Up to 29,000 water industry jobs have been axed in the past five years, according to new research by water trade association British Water.
Companies in the water industry supply chain have cut staff numbers by an average of 32.3% over the five-year AMP4 period and into the first year of AMP5, British Water has found. It has calculated that this means up to 29,000 jobs have been lost, from a water industry supply chain believed to employ around 89,000 people in 2004.
With a potential 29,000 jobs “in flux”, said British Water UK director Paul Mullord, there is a risk that companies are wasting money on making redundancies only to recruit for the same roles two years later.
A further risk is that companies could struggle to recruit skilled employees when work picks up again, if those made redundant choose to emigrate or move to different sectors.
ICE water panel chair David Nickols said: “Due to the slowdown of capital investment that occurs during each price review − compounded in 2009 by credit shortages − many experienced people have left the sector. This loss of talent is not being addressed and represents a risk to the future of the water industry.”
“Due to the slowdown of capital investment that occurs during each price review − compounded in 2009 by credit shortages −many experienced people have left the sector”
ICE water panel chair David Nickols
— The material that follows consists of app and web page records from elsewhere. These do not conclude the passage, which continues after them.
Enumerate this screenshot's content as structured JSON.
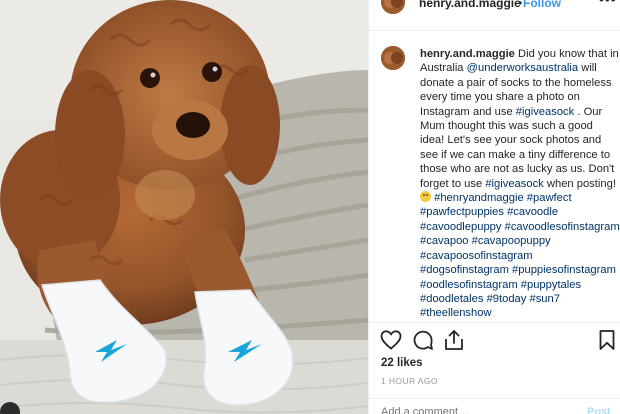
{
  "post": {
    "username": "henry.and.maggie",
    "separator": "•",
    "follow_label": "Follow",
    "more_label": "•••",
    "photo_alt_icon": "dog-in-socks-photo",
    "brand_color": "#3897f0",
    "link_color": "#003569"
  },
  "caption": {
    "username": "henry.and.maggie",
    "text1": " Did you know that in Australia ",
    "mention": "@underworksaustralia",
    "text2": " will donate a pair of socks to the homeless every time you share a photo on Instagram and use ",
    "tag_main": "#igiveasock",
    "text3": " . Our Mum thought this was such a good idea! Let's see your sock photos and see if we can make a tiny difference to those who are not as lucky as us. Don't forget to use ",
    "tag_main2": "#igiveasock",
    "text4": " when posting! ",
    "emoji": "smiling-face-emoji",
    "hashtags": [
      "#henryandmaggie",
      "#pawfect",
      "#pawfectpuppies",
      "#cavoodle",
      "#cavoodlepuppy",
      "#cavoodlesofinstagram",
      "#cavapoo",
      "#cavapoopuppy",
      "#cavapoosofinstagram",
      "#dogsofinstagram",
      "#puppiesofinstagram",
      "#oodlesofinstagram",
      "#puppytales",
      "#doodletales",
      "#9today",
      "#sun7",
      "#theellenshow"
    ]
  },
  "actions": {
    "like_icon": "heart-icon",
    "comment_icon": "comment-icon",
    "share_icon": "share-icon",
    "save_icon": "bookmark-icon"
  },
  "likes": "22 likes",
  "time_ago": "1 HOUR AGO",
  "add_comment": {
    "placeholder": "Add a comment…"
  },
  "post_button": "Post"
}
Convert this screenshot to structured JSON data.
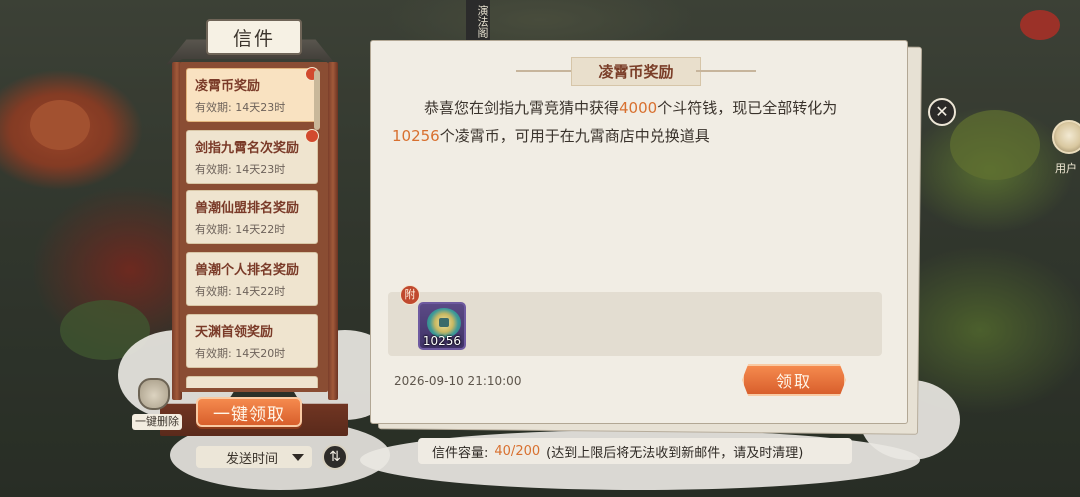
{
  "scene": {
    "temple_sign": "演法阁",
    "user_icon_label": "用户"
  },
  "mail_panel": {
    "title": "信件",
    "items": [
      {
        "title": "凌霄币奖励",
        "expiry": "有效期: 14天23时",
        "badge": true,
        "selected": true
      },
      {
        "title": "剑指九霄名次奖励",
        "expiry": "有效期: 14天23时",
        "badge": true,
        "selected": false
      },
      {
        "title": "兽潮仙盟排名奖励",
        "expiry": "有效期: 14天22时",
        "badge": false,
        "selected": false
      },
      {
        "title": "兽潮个人排名奖励",
        "expiry": "有效期: 14天22时",
        "badge": false,
        "selected": false
      },
      {
        "title": "天渊首领奖励",
        "expiry": "有效期: 14天20时",
        "badge": false,
        "selected": false
      }
    ],
    "claim_all_label": "一键领取",
    "delete_label": "一键删除",
    "sort_label": "发送时间",
    "sort_toggle_icon": "⇅"
  },
  "detail": {
    "title": "凌霄币奖励",
    "body_part1": "恭喜您在剑指九霄竞猜中获得",
    "body_num1": "4000",
    "body_part2": "个斗符钱，现已全部转化为",
    "body_num2": "10256",
    "body_part3": "个凌霄币，可用于在九霄商店中兑换道具",
    "attach_tag": "附",
    "attachment_count": "10256",
    "sent_time": "2026-09-10 21:10:00",
    "claim_label": "领取",
    "close_icon": "✕"
  },
  "footer": {
    "capacity_label": "信件容量:",
    "capacity_value": "40/200",
    "capacity_note": "(达到上限后将无法收到新邮件，请及时清理)"
  },
  "colors": {
    "accent": "#d8702f",
    "button": "#e97440",
    "title_red": "#7a3a28"
  }
}
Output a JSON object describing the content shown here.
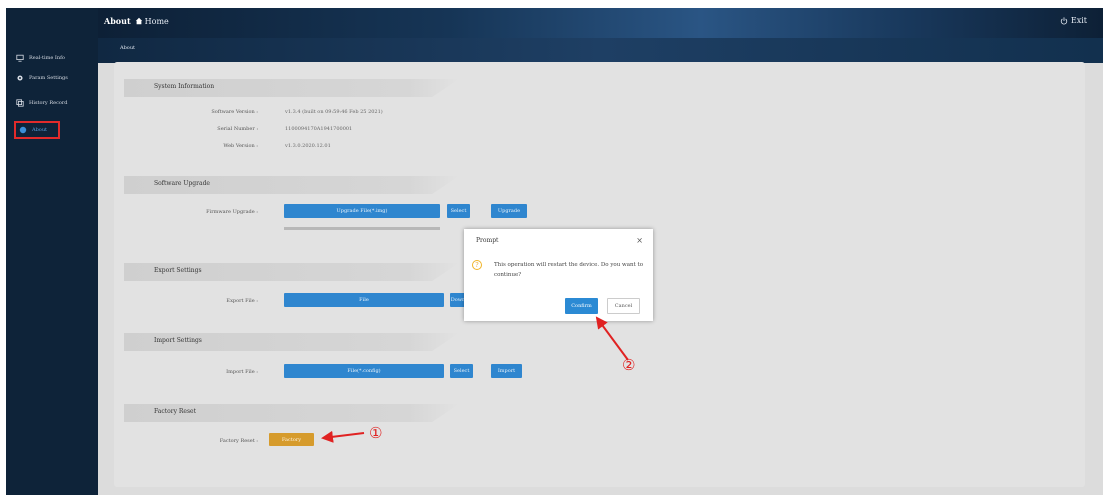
{
  "header": {
    "title": "About",
    "home_label": "Home",
    "exit_label": "Exit"
  },
  "sidebar": {
    "items": [
      {
        "label": "Real-time Info",
        "icon": "monitor-icon"
      },
      {
        "label": "Param Settings",
        "icon": "gear-icon"
      },
      {
        "label": "History Record",
        "icon": "history-icon"
      },
      {
        "label": "About",
        "icon": "info-icon",
        "active": true
      }
    ]
  },
  "tab": {
    "label": "About"
  },
  "system_info": {
    "heading": "System Information",
    "rows": [
      {
        "label": "Software Version :",
        "value": "v1.3.4 (built on 09:59:46 Feb 25 2021)"
      },
      {
        "label": "Serial Number :",
        "value": "1100094170A1941700001"
      },
      {
        "label": "Web Version :",
        "value": "v1.3.0.2020.12.01"
      }
    ]
  },
  "software_upgrade": {
    "heading": "Software Upgrade",
    "label": "Firmware Upgrade :",
    "file_box": "Upgrade File(*.img)",
    "select_label": "Select",
    "upgrade_label": "Upgrade"
  },
  "export_settings": {
    "heading": "Export Settings",
    "label": "Export File :",
    "file_box": "File",
    "download_label": "Down"
  },
  "import_settings": {
    "heading": "Import Settings",
    "label": "Import File :",
    "file_box": "File(*.config)",
    "select_label": "Select",
    "import_label": "Import"
  },
  "factory_reset": {
    "heading": "Factory Reset",
    "label": "Factory Reset :",
    "button": "Factory"
  },
  "dialog": {
    "title": "Prompt",
    "close": "×",
    "icon_glyph": "?",
    "message": "This operation will restart the device. Do you want to continue?",
    "confirm": "Confirm",
    "cancel": "Cancel"
  },
  "annotations": {
    "step1": "①",
    "step2": "②"
  },
  "colors": {
    "sidebar_bg": "#0e2339",
    "accent_blue": "#2f86cf",
    "reset_orange": "#d69b2c",
    "annotation_red": "#e02222"
  }
}
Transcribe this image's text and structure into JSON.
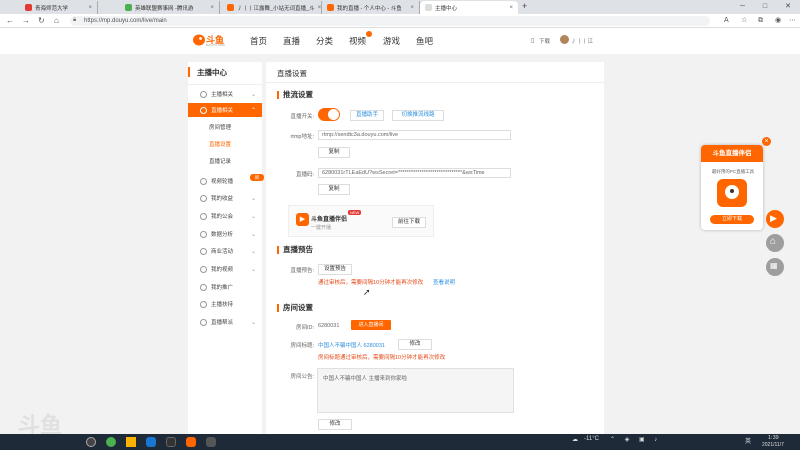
{
  "browser": {
    "tabs": [
      {
        "title": "青海师范大学",
        "active": false
      },
      {
        "title": "英雄联盟赛事网 -腾讯游",
        "active": false
      },
      {
        "title": "丿丨丨江露舞_小站无词直播_斗",
        "active": false
      },
      {
        "title": "我的直播 - 个人中心 - 斗鱼",
        "active": false
      },
      {
        "title": "主播中心",
        "active": true
      }
    ],
    "new_tab": "+",
    "url": "https://mp.douyu.com/live/main"
  },
  "site": {
    "logo_text": "斗鱼",
    "logo_sub": "DOUYU.COM",
    "nav": [
      "首页",
      "直播",
      "分类",
      "视频",
      "游戏",
      "鱼吧"
    ],
    "download": "下载",
    "username": "丿丨丨江"
  },
  "sidebar": {
    "title": "主播中心",
    "items": [
      {
        "label": "主播相关",
        "chev": "⌄"
      },
      {
        "label": "直播相关",
        "chev": "⌃"
      },
      {
        "label": "视频轮播",
        "chev": "",
        "badge": "新"
      },
      {
        "label": "我的收益",
        "chev": "⌄"
      },
      {
        "label": "我的公会",
        "chev": "⌄"
      },
      {
        "label": "数据分析",
        "chev": "⌄"
      },
      {
        "label": "商业活动",
        "chev": "⌄"
      },
      {
        "label": "我的视频",
        "chev": "⌄"
      },
      {
        "label": "我的推广",
        "chev": ""
      },
      {
        "label": "主播扶持",
        "chev": ""
      },
      {
        "label": "直播帮派",
        "chev": "⌄"
      }
    ],
    "subitems": [
      "房间管理",
      "直播设置",
      "直播记录"
    ]
  },
  "main": {
    "title": "直播设置",
    "push": {
      "section": "推流设置",
      "switch_label": "直播开关:",
      "btn_live_tool": "直播助手",
      "btn_switch_source": "切换推流线路",
      "rtmp_label": "rtmp地址:",
      "rtmp_value": "rtmp://sendtc3a.douyu.com/live",
      "copy": "复制",
      "code_label": "直播码:",
      "code_value": "6280031rTLEaEdU?wsSecret=******************************&wsTime",
      "copy2": "复制",
      "helper_name": "斗鱼直播伴侣",
      "helper_new": "NEW",
      "helper_desc": "一键开播",
      "helper_download": "前往下载"
    },
    "notice": {
      "section": "直播预告",
      "label": "直播预告:",
      "btn": "设置预告",
      "warning": "通过审核后，需要间隔10分钟才能再次修改",
      "link": "查看说明"
    },
    "room": {
      "section": "房间设置",
      "id_label": "房间ID:",
      "id_value": "6280031",
      "id_btn": "进入直播间",
      "title_label": "房间标题:",
      "title_value": "中国人不骗中国人 6280031",
      "title_btn": "修改",
      "title_warning": "房间标题通过审核后，需要间隔10分钟才能再次修改",
      "announce_label": "房间公告:",
      "announce_value": "中国人不骗中国人 主播来到你家啦",
      "announce_btn": "修改"
    }
  },
  "promo": {
    "title": "斗鱼直播伴侣",
    "desc": "最好用的PC直播工具",
    "btn": "立即下载",
    "close": "×"
  },
  "watermark": "斗鱼",
  "taskbar": {
    "temp": "-11°C",
    "lang": "英",
    "time": "1:39",
    "date": "2021/11/7"
  },
  "colors": {
    "accent": "#ff6600",
    "link": "#2b8fde",
    "warn": "#e64a19"
  }
}
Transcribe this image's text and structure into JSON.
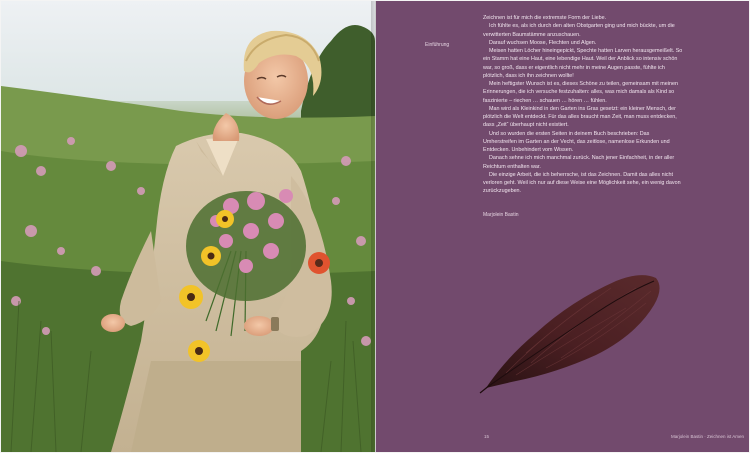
{
  "left_page": {
    "image": "photo-woman-with-wildflower-bouquet"
  },
  "right_page": {
    "background_color": "#724a6d",
    "section_label": "Einführung",
    "paragraphs": [
      "Zeichnen ist für mich die extremste Form der Liebe.",
      "Ich fühlte es, als ich durch den alten Obstgarten ging und mich bückte, um die verwitterten Baumstämme anzuschauen.",
      "Darauf wuchsen Moose, Flechten und Algen.",
      "Meisen hatten Löcher hineingepickt, Spechte hatten Larven heraus­gemeißelt. So ein Stamm hat eine Haut, eine lebendige Haut. Weil der Anblick so intensiv schön war, so groß, dass er eigentlich nicht mehr in meine Augen passte, fühlte ich plötzlich, dass ich ihn zeichnen wollte!",
      "Mein heftigster Wunsch ist es, dieses Schöne zu teilen, gemeinsam mit meinen Erinnerungen, die ich versuche festzuhalten: alles, was mich damals als Kind so faszinierte – riechen … schauen … hören … fühlen.",
      "Man wird als Kleinkind in den Garten ins Gras gesetzt: ein kleiner Mensch, der plötzlich die Welt entdeckt. Für das alles braucht man Zeit, man muss entdecken, dass „Zeit“ überhaupt nicht existiert.",
      "Und so wurden die ersten Seiten in deinem Buch beschrieben: Das Umherstreifen im Garten an der Vecht, das zeitlose, namenlose Erkunden und Entdecken. Unbehindert vom Wissen.",
      "Danach sehne ich mich manchmal zurück. Nach jener Einfachheit, in der aller Reichtum enthalten war.",
      "Die einzige Arbeit, die ich beherrsche, ist das Zeichnen. Damit das alles nicht verloren geht. Weil ich nur auf diese Weise eine Möglichkeit sehe, ein wenig davon zurückzugeben."
    ],
    "author": "Marjolein Bastin",
    "feather_image": "feather-illustration",
    "page_number": "15",
    "running_foot": "Marjolein Bastin · Zeichnen ist Amen"
  }
}
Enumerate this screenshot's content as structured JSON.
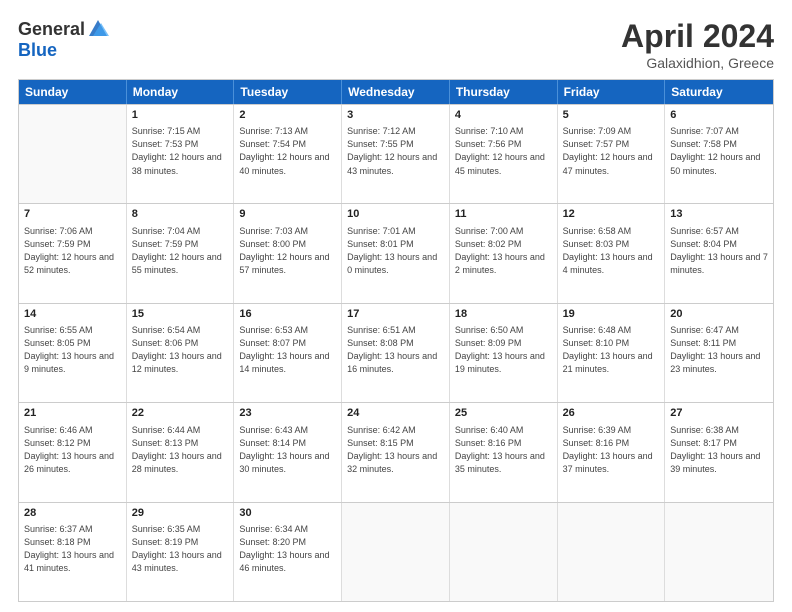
{
  "header": {
    "logo_general": "General",
    "logo_blue": "Blue",
    "title": "April 2024",
    "location": "Galaxidhion, Greece"
  },
  "weekdays": [
    "Sunday",
    "Monday",
    "Tuesday",
    "Wednesday",
    "Thursday",
    "Friday",
    "Saturday"
  ],
  "weeks": [
    [
      {
        "day": "",
        "empty": true
      },
      {
        "day": "1",
        "sunrise": "7:15 AM",
        "sunset": "7:53 PM",
        "daylight": "12 hours and 38 minutes."
      },
      {
        "day": "2",
        "sunrise": "7:13 AM",
        "sunset": "7:54 PM",
        "daylight": "12 hours and 40 minutes."
      },
      {
        "day": "3",
        "sunrise": "7:12 AM",
        "sunset": "7:55 PM",
        "daylight": "12 hours and 43 minutes."
      },
      {
        "day": "4",
        "sunrise": "7:10 AM",
        "sunset": "7:56 PM",
        "daylight": "12 hours and 45 minutes."
      },
      {
        "day": "5",
        "sunrise": "7:09 AM",
        "sunset": "7:57 PM",
        "daylight": "12 hours and 47 minutes."
      },
      {
        "day": "6",
        "sunrise": "7:07 AM",
        "sunset": "7:58 PM",
        "daylight": "12 hours and 50 minutes."
      }
    ],
    [
      {
        "day": "7",
        "sunrise": "7:06 AM",
        "sunset": "7:59 PM",
        "daylight": "12 hours and 52 minutes."
      },
      {
        "day": "8",
        "sunrise": "7:04 AM",
        "sunset": "7:59 PM",
        "daylight": "12 hours and 55 minutes."
      },
      {
        "day": "9",
        "sunrise": "7:03 AM",
        "sunset": "8:00 PM",
        "daylight": "12 hours and 57 minutes."
      },
      {
        "day": "10",
        "sunrise": "7:01 AM",
        "sunset": "8:01 PM",
        "daylight": "13 hours and 0 minutes."
      },
      {
        "day": "11",
        "sunrise": "7:00 AM",
        "sunset": "8:02 PM",
        "daylight": "13 hours and 2 minutes."
      },
      {
        "day": "12",
        "sunrise": "6:58 AM",
        "sunset": "8:03 PM",
        "daylight": "13 hours and 4 minutes."
      },
      {
        "day": "13",
        "sunrise": "6:57 AM",
        "sunset": "8:04 PM",
        "daylight": "13 hours and 7 minutes."
      }
    ],
    [
      {
        "day": "14",
        "sunrise": "6:55 AM",
        "sunset": "8:05 PM",
        "daylight": "13 hours and 9 minutes."
      },
      {
        "day": "15",
        "sunrise": "6:54 AM",
        "sunset": "8:06 PM",
        "daylight": "13 hours and 12 minutes."
      },
      {
        "day": "16",
        "sunrise": "6:53 AM",
        "sunset": "8:07 PM",
        "daylight": "13 hours and 14 minutes."
      },
      {
        "day": "17",
        "sunrise": "6:51 AM",
        "sunset": "8:08 PM",
        "daylight": "13 hours and 16 minutes."
      },
      {
        "day": "18",
        "sunrise": "6:50 AM",
        "sunset": "8:09 PM",
        "daylight": "13 hours and 19 minutes."
      },
      {
        "day": "19",
        "sunrise": "6:48 AM",
        "sunset": "8:10 PM",
        "daylight": "13 hours and 21 minutes."
      },
      {
        "day": "20",
        "sunrise": "6:47 AM",
        "sunset": "8:11 PM",
        "daylight": "13 hours and 23 minutes."
      }
    ],
    [
      {
        "day": "21",
        "sunrise": "6:46 AM",
        "sunset": "8:12 PM",
        "daylight": "13 hours and 26 minutes."
      },
      {
        "day": "22",
        "sunrise": "6:44 AM",
        "sunset": "8:13 PM",
        "daylight": "13 hours and 28 minutes."
      },
      {
        "day": "23",
        "sunrise": "6:43 AM",
        "sunset": "8:14 PM",
        "daylight": "13 hours and 30 minutes."
      },
      {
        "day": "24",
        "sunrise": "6:42 AM",
        "sunset": "8:15 PM",
        "daylight": "13 hours and 32 minutes."
      },
      {
        "day": "25",
        "sunrise": "6:40 AM",
        "sunset": "8:16 PM",
        "daylight": "13 hours and 35 minutes."
      },
      {
        "day": "26",
        "sunrise": "6:39 AM",
        "sunset": "8:16 PM",
        "daylight": "13 hours and 37 minutes."
      },
      {
        "day": "27",
        "sunrise": "6:38 AM",
        "sunset": "8:17 PM",
        "daylight": "13 hours and 39 minutes."
      }
    ],
    [
      {
        "day": "28",
        "sunrise": "6:37 AM",
        "sunset": "8:18 PM",
        "daylight": "13 hours and 41 minutes."
      },
      {
        "day": "29",
        "sunrise": "6:35 AM",
        "sunset": "8:19 PM",
        "daylight": "13 hours and 43 minutes."
      },
      {
        "day": "30",
        "sunrise": "6:34 AM",
        "sunset": "8:20 PM",
        "daylight": "13 hours and 46 minutes."
      },
      {
        "day": "",
        "empty": true
      },
      {
        "day": "",
        "empty": true
      },
      {
        "day": "",
        "empty": true
      },
      {
        "day": "",
        "empty": true
      }
    ]
  ]
}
British Water is surveying its members − which include water industry consultants, contractors and suppliers − for details of their highest and lowest numbers of staff employed on work for UK water companies between the beginning of AMP4 in April 2005 and the present. So far 16 out of 158 member firms have responded to the survey.
The highest staff numbers were shown in 2008, with the lowest numbers in 2010. The average time period between the highest and lowest numbers was 2.25 years.
Mullord said the interim numbers are clear evidence of the “extreme peaks and troughs” of the regulatory cycle due to the dearth of work during the transitional time between AMP periods.
The figures reflect the fact that the AMP period changeover has coincided with economic downturn, said Nickols. “Coming at the same time as similar reviews in Scotland and Northern Ireland, and occurring during the recession, [Ofwat’s price review] has created a perfect storm for the industry,” he said.
Mullord said industry regulator Ofwat should look again at alternative regulatory systems such as staggered price reviews. Water UK communications director Barrie Clarke agreed that the current five-year cycles cause industry turbulence. “The whole sector is interested in a much smoother way of investing across the five year period,” he said.
British Water is continuing to collect data from members. It will publish the final figures from its survey later this summer.